The Darkest Day
Date Published02 November 2017
Price£ 16.99

The Darkest Day

by Håkan Nesser (translated by Sarah Death)

The Hermansson family are gathering to celebrate father Karl-Erik and eldest daughter Ebba’s joint landmark birthdays. But underneath the smiles, tensions are running high. Before the festivities are over two members of the family are missing. Inspector Gunnar Barbarotti must find out what has happened.


Håkan Nesser, one of Sweden’s best crime writers and author of the bestselling series featuring the melancholic Inspector-turned-bookseller Van Veeteren, does not need any introductions. His stylish prose, full of suspense, acerbic observations, occasional sharp humour and beautifully constructed flowing sentences feels familiar as soon as you start reading another novel. However, Inspector Gunnar Barbarotti so far hasn’t been presented to the English-speaking world, although he entered the Swedish realm more than 12 years ago. Luckily, The Darkest Day, the first instalment in a brilliant five-part serie,s is here to remedy this.

As December days get shorter nearing Christmas, the Hermansson family are gathering in the quiet Swedish town of Kymlinge to celebrate father Karl-Erik (65) and the oldest daughter Ebba’s (40) joint birthday. Mother Rosemarie, calling herself ‘a timid goose’, has just retired as a needlework teacher and occasional German teacher and feels trapped. Her mind tells that either she or her husband must die. But of course the irrational thoughts will not cause her to even contemplate taking any such drastic action.

Dictatorial Karl-Erik has also retired from teaching but his head is full of plans for the future, namely selling up and moving to Andalusia to avoid the boring prospect of Swedish retirement, and to discover the rich Jewish- Moorish-Christian history of the region. Under no circumstances will he admit that this plan is to escape the full-blown scandal of their loose cannon son Robert being an absolute idiot on a reality TV show, watched by two million people a month or so earlier.

Alpha-female Ebba, her husband Leif and two sons – 14-year-old Kristoffer and student Henrik – are also on the way to the family home. Unfavourite daughter Kristina, stern husband Jakob and strangely quiet two-year-old Kelvin would have preferred to scrap the big birthday altogether.  Though questioning her life choices, Kristina is the only one not sweeping under the carpet the disgrace brought by her brother.

As the subdued celebrations continue, the tension grows. Deeply unhappy people pretend that ignoring facts and feelings will make them float successfully on the surface of this festive gathering.  But before the special dinner becomes a memory and gifts are packed away, two people are nowhere to be seen.

The half-Italian Gunnar Barbarotti first appears on page 184. His professional life does not preclude constantly debating the existence of God, a one-way conversation and award-of-points system when the Inspector asks for reasonable and modest outcomes. Nothing too spectacular, nothing to tempt the fate whatever it is, more reassurance that life after a horrible divorce can still be fine. Just.
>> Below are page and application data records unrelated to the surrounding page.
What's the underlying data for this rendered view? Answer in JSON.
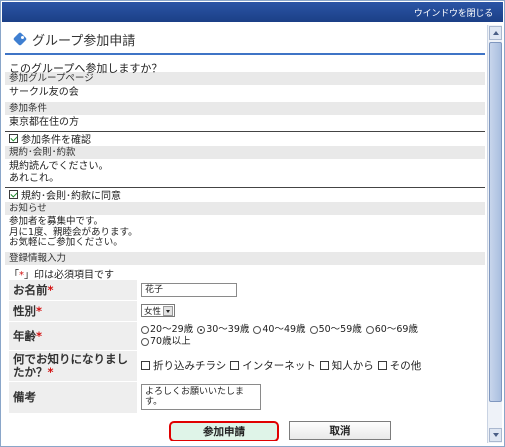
{
  "window": {
    "close_label": "ウインドウを閉じる"
  },
  "page": {
    "title": "グループ参加申請",
    "question": "このグループへ参加しますか？"
  },
  "sections": {
    "group_page_label": "参加グループページ",
    "group_page_value": "サークル友の会",
    "conditions_label": "参加条件",
    "conditions_value": "東京都在住の方",
    "conditions_check": "参加条件を確認",
    "rules_label": "規約･会則･約款",
    "rules_line1": "規約読んでください。",
    "rules_line2": "あれこれ。",
    "rules_check": "規約･会則･約款に同意",
    "notice_label": "お知らせ",
    "notice_line1": "参加者を募集中です。",
    "notice_line2": "月に1度、親睦会があります。",
    "notice_line3": "お気軽にご参加ください。",
    "registration_label": "登録情報入力"
  },
  "required_note": {
    "prefix": "「",
    "star": "*",
    "suffix": "」印は必須項目です"
  },
  "form": {
    "name_label": "お名前",
    "name_value": "花子",
    "gender_label": "性別",
    "gender_value": "女性",
    "age_label": "年齢",
    "age_options": [
      "20～29歳",
      "30～39歳",
      "40～49歳",
      "50～59歳",
      "60～69歳",
      "70歳以上"
    ],
    "age_selected": "30～39歳",
    "source_label": "何でお知りになりましたか？",
    "source_options": [
      "折り込みチラシ",
      "インターネット",
      "知人から",
      "その他"
    ],
    "remarks_label": "備考",
    "remarks_value": "よろしくお願いいたします。",
    "required_star": "*"
  },
  "buttons": {
    "submit": "参加申請",
    "cancel": "取消"
  },
  "colors": {
    "topbar": "#1b3f86",
    "accent": "#3f74c6",
    "required": "#d21010",
    "submit_border": "#e00000",
    "submit_fill": "#dff4e8"
  }
}
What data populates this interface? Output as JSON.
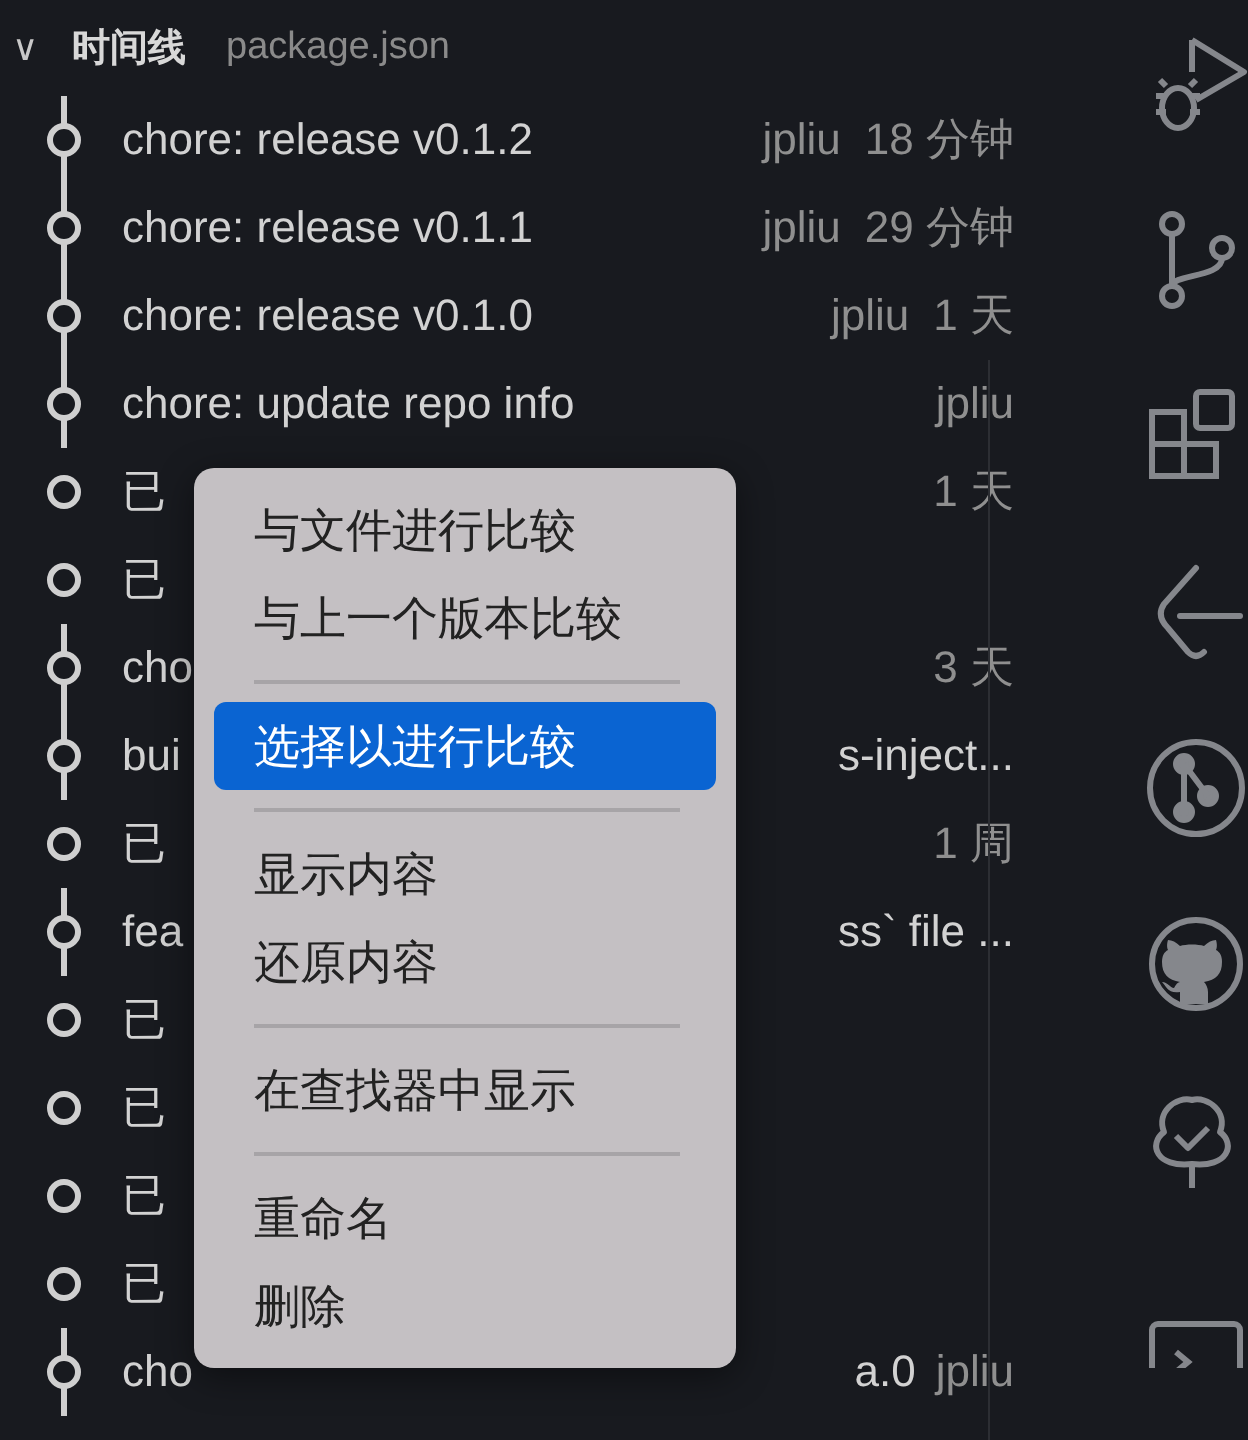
{
  "panel": {
    "chevron": "∨",
    "title": "时间线",
    "subtitle": "package.json"
  },
  "rows": [
    {
      "kind": "commit",
      "head": "chore: release v0.1.2",
      "tail": "",
      "author": "jpliu",
      "time": "18 分钟"
    },
    {
      "kind": "commit",
      "head": "chore: release v0.1.1",
      "tail": "",
      "author": "jpliu",
      "time": "29 分钟"
    },
    {
      "kind": "commit",
      "head": "chore: release v0.1.0",
      "tail": "",
      "author": "jpliu",
      "time": "1 天"
    },
    {
      "kind": "commit",
      "head": "chore: update repo info",
      "tail": "",
      "author": "jpliu",
      "time": ""
    },
    {
      "kind": "save",
      "head": "已",
      "tail": "",
      "author": "",
      "time": "1 天"
    },
    {
      "kind": "save",
      "head": "已",
      "tail": "",
      "author": "",
      "time": ""
    },
    {
      "kind": "commit",
      "head": "cho",
      "tail": "",
      "author": "",
      "time": "3 天"
    },
    {
      "kind": "commit",
      "head": "bui",
      "tail": "s-inject...",
      "author": "",
      "time": ""
    },
    {
      "kind": "save",
      "head": "已",
      "tail": "",
      "author": "",
      "time": "1 周"
    },
    {
      "kind": "commit",
      "head": "fea",
      "tail": "ss` file ...",
      "author": "",
      "time": ""
    },
    {
      "kind": "save",
      "head": "已",
      "tail": "",
      "author": "",
      "time": ""
    },
    {
      "kind": "save",
      "head": "已",
      "tail": "",
      "author": "",
      "time": ""
    },
    {
      "kind": "save",
      "head": "已",
      "tail": "",
      "author": "",
      "time": ""
    },
    {
      "kind": "save",
      "head": "已",
      "tail": "",
      "author": "",
      "time": ""
    },
    {
      "kind": "commit",
      "head": "cho",
      "tail": "a.0",
      "author": "jpliu",
      "time": ""
    }
  ],
  "context_menu": {
    "groups": [
      [
        {
          "label": "与文件进行比较",
          "selected": false
        },
        {
          "label": "与上一个版本比较",
          "selected": false
        }
      ],
      [
        {
          "label": "选择以进行比较",
          "selected": true
        }
      ],
      [
        {
          "label": "显示内容",
          "selected": false
        },
        {
          "label": "还原内容",
          "selected": false
        }
      ],
      [
        {
          "label": "在查找器中显示",
          "selected": false
        }
      ],
      [
        {
          "label": "重命名",
          "selected": false
        },
        {
          "label": "删除",
          "selected": false
        }
      ]
    ]
  },
  "activity_bar": [
    {
      "kind": "run"
    },
    {
      "kind": "branch"
    },
    {
      "kind": "extensions"
    },
    {
      "kind": "bracket"
    },
    {
      "kind": "pull"
    },
    {
      "kind": "github"
    },
    {
      "kind": "tree"
    },
    {
      "kind": "terminal"
    }
  ]
}
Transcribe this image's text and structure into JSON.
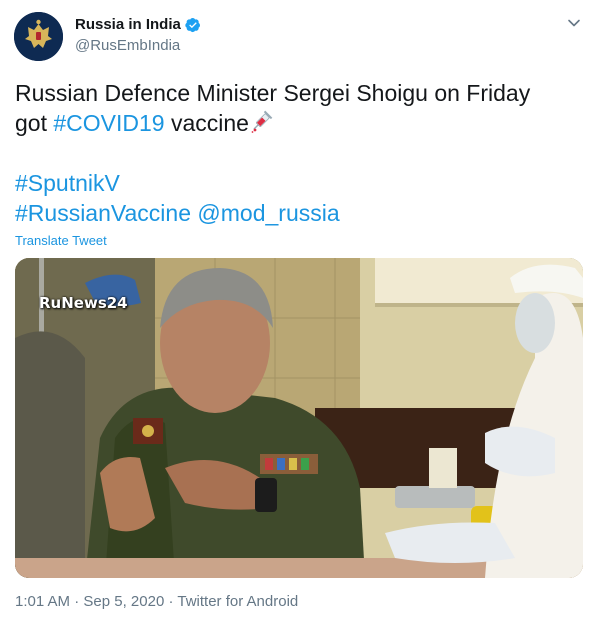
{
  "account": {
    "display_name": "Russia in India",
    "handle": "@RusEmbIndia",
    "avatar_icon": "russian-coat-of-arms-icon",
    "verified": true
  },
  "tweet": {
    "line1": "Russian Defence Minister Sergei Shoigu on Friday",
    "line2_prefix": "got ",
    "hashtag_covid": "#COVID19",
    "line2_suffix": " vaccine",
    "emoji": "syringe-icon",
    "hashtag_sputnik": "#SputnikV",
    "hashtag_vaccine": "#RussianVaccine",
    "mention": "@mod_russia",
    "translate": "Translate Tweet"
  },
  "media": {
    "watermark": "RuNews24",
    "description_icon": "video-still"
  },
  "meta": {
    "time": "1:01 AM",
    "date": "Sep 5, 2020",
    "source": "Twitter for Android",
    "separator": " · "
  },
  "colors": {
    "link": "#1b95e0",
    "verified": "#1da1f2",
    "secondary_text": "#657786"
  }
}
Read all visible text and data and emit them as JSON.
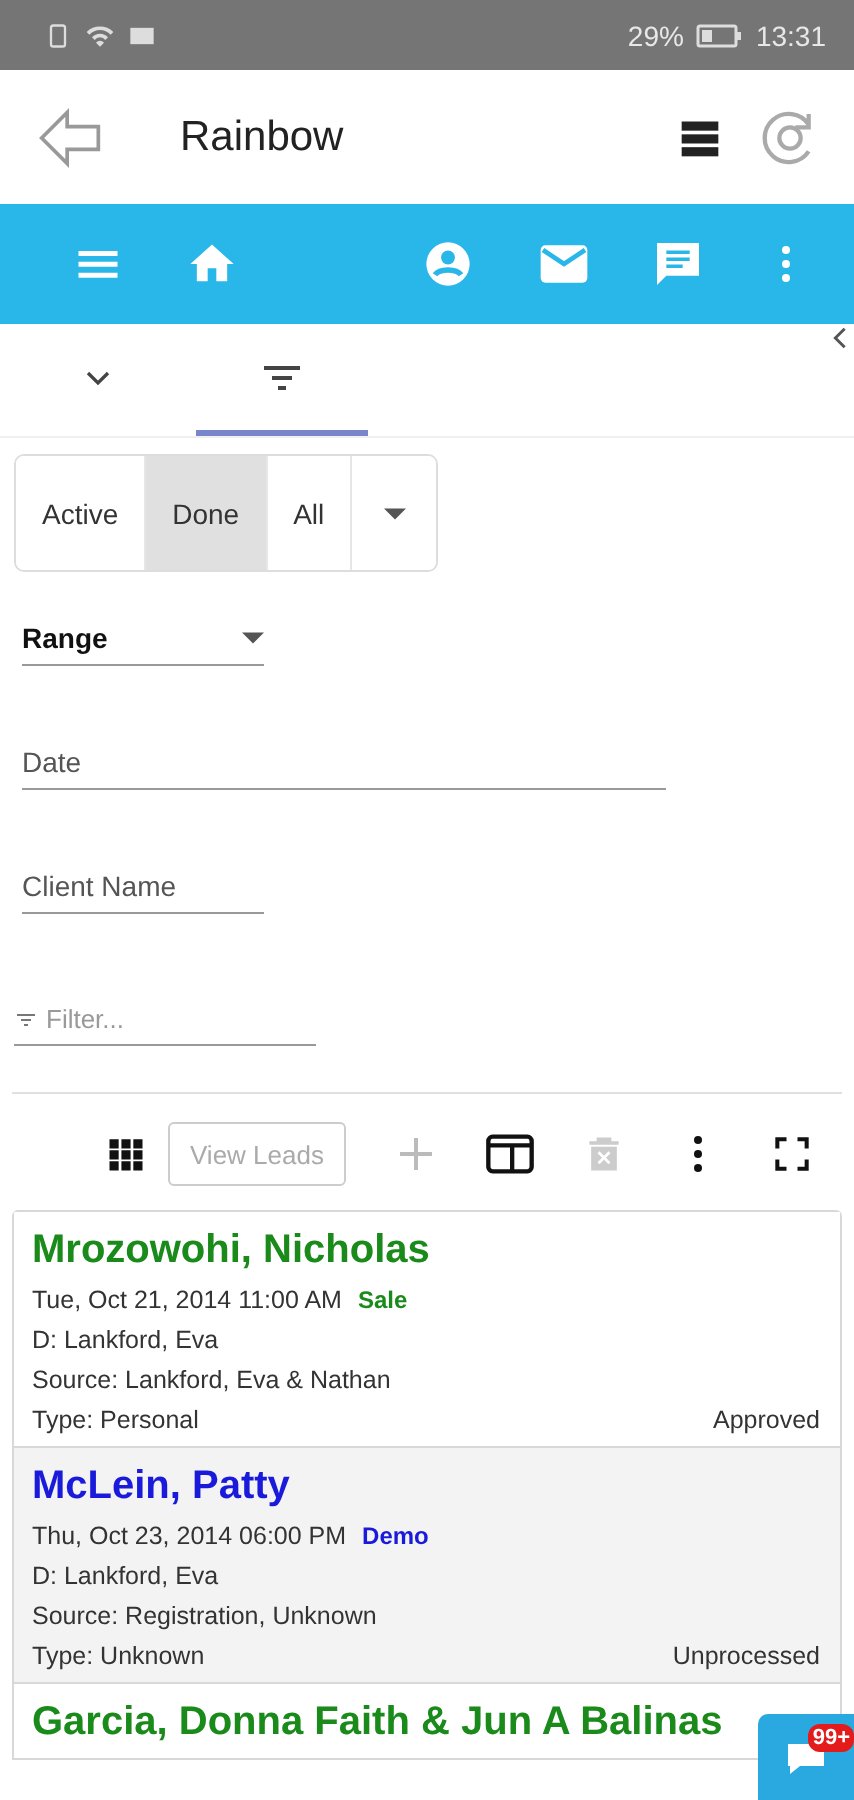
{
  "status_bar": {
    "battery": "29%",
    "time": "13:31"
  },
  "header": {
    "title": "Rainbow"
  },
  "tabs": [
    {
      "kind": "expand",
      "selected": false
    },
    {
      "kind": "filter",
      "selected": true
    }
  ],
  "status_filter": [
    {
      "label": "Active",
      "selected": false
    },
    {
      "label": "Done",
      "selected": true
    },
    {
      "label": "All",
      "selected": false
    }
  ],
  "filters": {
    "range": "Range",
    "date": {
      "placeholder": "Date"
    },
    "client_name": {
      "placeholder": "Client Name"
    },
    "search": {
      "placeholder": "Filter..."
    }
  },
  "toolbar": {
    "view_button": "View Leads"
  },
  "leads": [
    {
      "name": "Mrozowohi, Nicholas",
      "color": "#1a8a1a",
      "datetime": "Tue, Oct 21, 2014 11:00 AM",
      "tag": "Sale",
      "d": "D: Lankford, Eva",
      "source": "Source: Lankford, Eva & Nathan",
      "type": "Type: Personal",
      "status": "Approved"
    },
    {
      "name": "McLein, Patty",
      "color": "#1a1adb",
      "datetime": "Thu, Oct 23, 2014 06:00 PM",
      "tag": "Demo",
      "d": "D: Lankford, Eva",
      "source": "Source: Registration, Unknown",
      "type": "Type: Unknown",
      "status": "Unprocessed"
    },
    {
      "name": "Garcia, Donna Faith & Jun A Balinas",
      "color": "#1a8a1a"
    }
  ],
  "chat_badge": "99+"
}
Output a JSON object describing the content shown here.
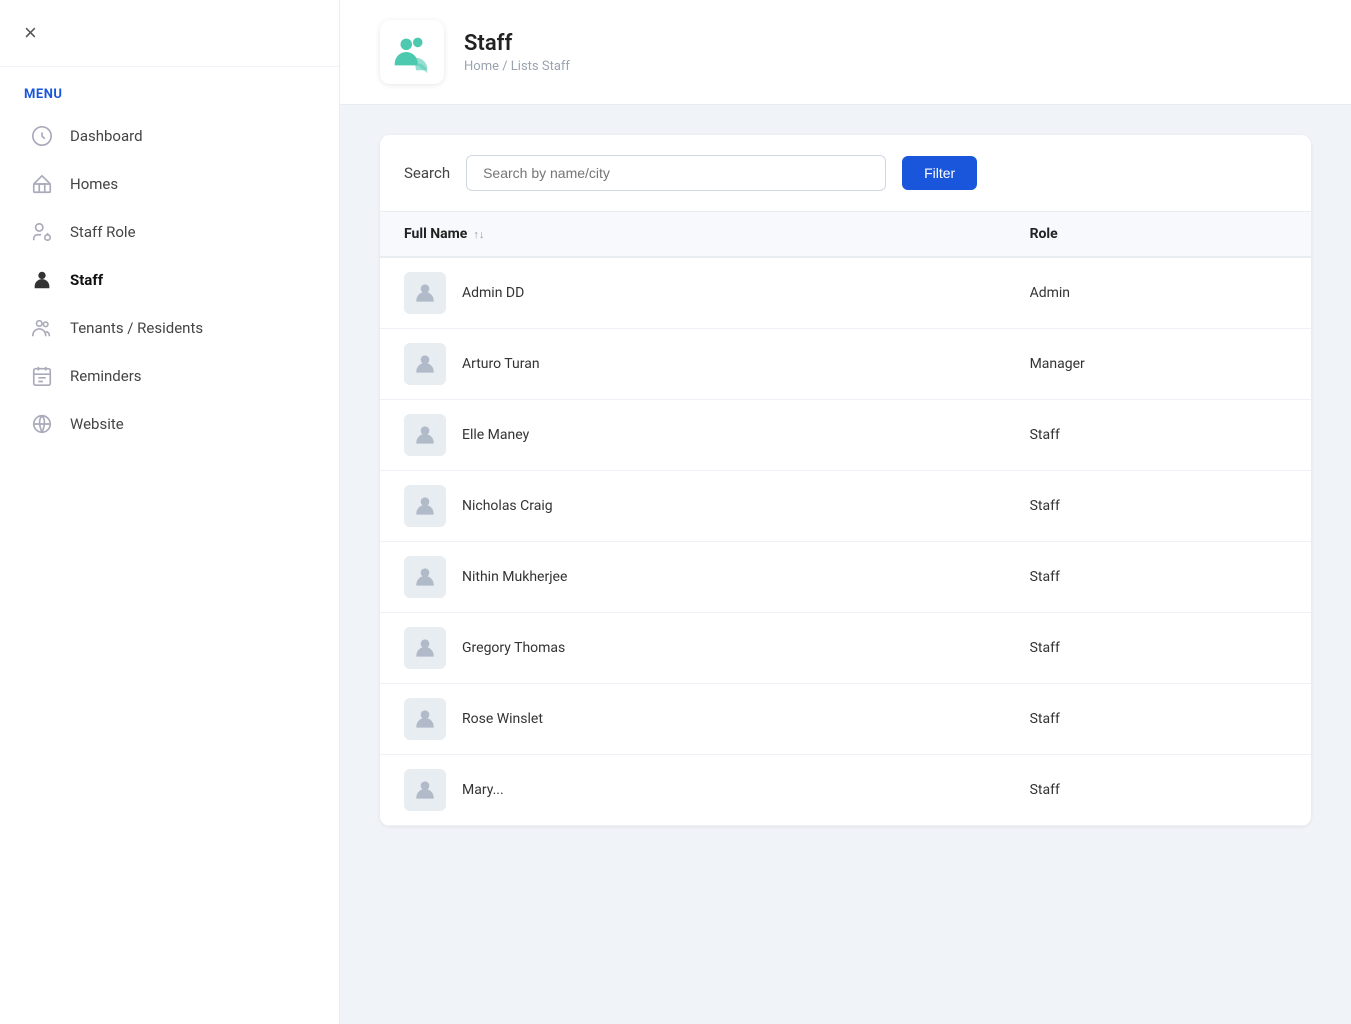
{
  "app": {
    "close_label": "×"
  },
  "sidebar": {
    "menu_label": "MENU",
    "items": [
      {
        "id": "dashboard",
        "label": "Dashboard",
        "icon": "dashboard-icon",
        "active": false
      },
      {
        "id": "homes",
        "label": "Homes",
        "icon": "homes-icon",
        "active": false
      },
      {
        "id": "staff-role",
        "label": "Staff Role",
        "icon": "staff-role-icon",
        "active": false
      },
      {
        "id": "staff",
        "label": "Staff",
        "icon": "staff-icon",
        "active": true
      },
      {
        "id": "tenants",
        "label": "Tenants / Residents",
        "icon": "tenants-icon",
        "active": false
      },
      {
        "id": "reminders",
        "label": "Reminders",
        "icon": "reminders-icon",
        "active": false
      },
      {
        "id": "website",
        "label": "Website",
        "icon": "website-icon",
        "active": false
      }
    ]
  },
  "page": {
    "title": "Staff",
    "breadcrumb": "Home / Lists Staff"
  },
  "search": {
    "label": "Search",
    "placeholder": "Search by name/city",
    "filter_button": "Filter"
  },
  "table": {
    "columns": [
      {
        "id": "full_name",
        "label": "Full Name"
      },
      {
        "id": "role",
        "label": "Role"
      }
    ],
    "rows": [
      {
        "id": 1,
        "full_name": "Admin DD",
        "role": "Admin"
      },
      {
        "id": 2,
        "full_name": "Arturo Turan",
        "role": "Manager"
      },
      {
        "id": 3,
        "full_name": "Elle Maney",
        "role": "Staff"
      },
      {
        "id": 4,
        "full_name": "Nicholas Craig",
        "role": "Staff"
      },
      {
        "id": 5,
        "full_name": "Nithin Mukherjee",
        "role": "Staff"
      },
      {
        "id": 6,
        "full_name": "Gregory Thomas",
        "role": "Staff"
      },
      {
        "id": 7,
        "full_name": "Rose Winslet",
        "role": "Staff"
      },
      {
        "id": 8,
        "full_name": "Mary...",
        "role": "Staff"
      }
    ]
  }
}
But in the coming weeks and months, Barbarotti struggles with the investigation into the missing two Hermanssons, with too many unknowns and lack of evidence. He wonders whether there was a link between the disappearances, or whether something completely random has happened. His professional partner Eva Backman keeps him in check, and although he tends to favour doom, nevertheless he seems positively optimistic compared to other famous Scandinavian investigators.

The Darkest Day, excellently translated by Sarah Death, is essentially a modest family saga, fuelled by unspoken truths, hidden feelings, betrayals, and lacking human understanding and normal everyday hugs. It’s also a sharp portrait of a modern society abundant with resentment, blame and guilt.

I hope that I won’t need to wait too long for the next book filled with existentialist anguish, crafty police work and Nesser’s witticisms: ‘Gunnar Barbarotti had never been in any doubt about the existence of the Devil. It was only the potential presence of God that was the problem.’

Reviewed 14 April 2018 by Ewa Sherman